Hitler, Mozart, and Abortion
Gerard Vanderleun laments the social cost of abortion, wondering, “Of all those babies we destroyed, how many were Einsteins, how many were Mozarts?” Harvey Olson retorts, “Statistically, about as many as there were Hitlers, Dahmers, and Chos.”
A debate ensues about the statistical likelihood that a given aborted fetus would mature into a genius vice a sociopath with a side argument about their relative value. Harvey observes, “I’d give up Jim Henson for Karl Marx. I love muppets, but I *really* hate communism.”
Amusing as that all is, it strikes me that, if the argument for abortion hinges on the exceedingly small chance that a given fetus would mature into a future Einstein or Shakespeare, the pro-choice side wins. Surely, statistically unlikely possibilities are no reason to restrict people’s freedom, especially on such an important matter as becoming responsible for the care of a child for two decades or more.
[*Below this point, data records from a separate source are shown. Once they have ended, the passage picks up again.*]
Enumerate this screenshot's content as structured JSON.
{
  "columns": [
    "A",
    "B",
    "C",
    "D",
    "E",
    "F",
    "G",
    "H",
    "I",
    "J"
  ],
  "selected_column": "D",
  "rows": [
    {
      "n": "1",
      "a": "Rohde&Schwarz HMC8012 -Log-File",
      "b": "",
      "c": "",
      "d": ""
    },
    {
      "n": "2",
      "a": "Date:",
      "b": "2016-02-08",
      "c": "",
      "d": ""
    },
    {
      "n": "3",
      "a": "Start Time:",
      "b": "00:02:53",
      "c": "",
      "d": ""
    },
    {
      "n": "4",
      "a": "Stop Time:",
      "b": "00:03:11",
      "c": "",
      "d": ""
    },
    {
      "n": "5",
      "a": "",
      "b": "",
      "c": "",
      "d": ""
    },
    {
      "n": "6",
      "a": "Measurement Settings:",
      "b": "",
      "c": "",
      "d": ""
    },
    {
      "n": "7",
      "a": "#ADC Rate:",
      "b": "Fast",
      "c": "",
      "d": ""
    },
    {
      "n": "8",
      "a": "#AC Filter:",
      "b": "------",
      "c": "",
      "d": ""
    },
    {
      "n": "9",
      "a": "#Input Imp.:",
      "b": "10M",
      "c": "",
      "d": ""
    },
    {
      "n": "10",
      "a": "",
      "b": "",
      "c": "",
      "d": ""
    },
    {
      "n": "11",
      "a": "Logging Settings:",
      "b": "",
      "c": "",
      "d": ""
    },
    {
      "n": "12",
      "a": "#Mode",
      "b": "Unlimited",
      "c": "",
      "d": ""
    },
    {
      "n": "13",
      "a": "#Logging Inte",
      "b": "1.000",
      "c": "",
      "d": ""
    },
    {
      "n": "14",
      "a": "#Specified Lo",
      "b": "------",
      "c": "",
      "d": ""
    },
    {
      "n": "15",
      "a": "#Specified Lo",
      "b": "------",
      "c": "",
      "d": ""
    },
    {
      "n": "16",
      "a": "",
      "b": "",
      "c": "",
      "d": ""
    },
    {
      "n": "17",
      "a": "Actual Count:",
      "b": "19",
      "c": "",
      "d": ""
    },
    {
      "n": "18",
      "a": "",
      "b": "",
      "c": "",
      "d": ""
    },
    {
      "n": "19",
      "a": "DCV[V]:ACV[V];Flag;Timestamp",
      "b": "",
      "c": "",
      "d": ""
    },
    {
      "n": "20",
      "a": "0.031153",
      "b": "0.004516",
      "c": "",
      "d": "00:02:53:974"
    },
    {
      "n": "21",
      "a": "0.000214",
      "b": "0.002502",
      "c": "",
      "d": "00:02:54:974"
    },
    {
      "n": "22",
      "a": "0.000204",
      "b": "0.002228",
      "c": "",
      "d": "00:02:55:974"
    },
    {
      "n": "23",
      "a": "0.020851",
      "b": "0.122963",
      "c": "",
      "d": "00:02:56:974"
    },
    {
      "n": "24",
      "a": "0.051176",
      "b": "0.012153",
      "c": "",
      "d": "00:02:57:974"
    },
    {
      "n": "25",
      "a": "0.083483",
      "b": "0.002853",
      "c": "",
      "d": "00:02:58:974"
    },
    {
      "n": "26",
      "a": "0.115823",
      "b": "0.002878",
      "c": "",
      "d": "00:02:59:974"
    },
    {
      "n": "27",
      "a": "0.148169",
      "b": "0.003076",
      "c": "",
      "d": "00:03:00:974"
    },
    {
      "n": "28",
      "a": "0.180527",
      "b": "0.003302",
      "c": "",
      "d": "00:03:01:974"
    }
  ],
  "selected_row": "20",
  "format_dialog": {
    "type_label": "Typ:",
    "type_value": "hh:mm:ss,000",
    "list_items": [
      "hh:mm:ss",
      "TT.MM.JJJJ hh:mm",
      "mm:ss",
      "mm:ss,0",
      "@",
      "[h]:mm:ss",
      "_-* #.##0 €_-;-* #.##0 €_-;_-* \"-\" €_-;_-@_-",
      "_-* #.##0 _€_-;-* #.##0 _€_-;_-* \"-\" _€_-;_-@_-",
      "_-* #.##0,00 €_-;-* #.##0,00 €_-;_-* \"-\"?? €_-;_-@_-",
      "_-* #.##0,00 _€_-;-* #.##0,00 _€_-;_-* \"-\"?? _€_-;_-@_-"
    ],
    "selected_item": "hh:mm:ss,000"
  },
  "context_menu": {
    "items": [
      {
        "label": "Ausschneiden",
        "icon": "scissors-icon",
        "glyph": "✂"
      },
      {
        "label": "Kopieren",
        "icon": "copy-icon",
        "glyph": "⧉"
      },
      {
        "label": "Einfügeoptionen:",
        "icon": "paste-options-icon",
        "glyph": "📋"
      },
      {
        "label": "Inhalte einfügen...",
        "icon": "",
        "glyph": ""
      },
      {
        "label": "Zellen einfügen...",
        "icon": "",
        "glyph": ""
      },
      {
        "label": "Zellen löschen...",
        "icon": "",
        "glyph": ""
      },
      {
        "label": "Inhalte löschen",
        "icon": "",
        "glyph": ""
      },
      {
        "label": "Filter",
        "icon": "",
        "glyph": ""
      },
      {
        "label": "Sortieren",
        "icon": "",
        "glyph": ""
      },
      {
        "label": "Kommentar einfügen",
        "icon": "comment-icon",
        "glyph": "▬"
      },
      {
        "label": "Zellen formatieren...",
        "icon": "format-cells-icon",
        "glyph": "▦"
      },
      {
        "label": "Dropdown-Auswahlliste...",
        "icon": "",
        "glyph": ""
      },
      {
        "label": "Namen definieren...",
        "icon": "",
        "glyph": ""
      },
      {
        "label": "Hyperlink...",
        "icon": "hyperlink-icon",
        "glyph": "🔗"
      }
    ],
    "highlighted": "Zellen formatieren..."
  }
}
Either the unborn child is a human being, with certain inalienable rights, or it isn’t. If it is, then it deserves to live regardless of whether it might grow up to discover the cure for cancer.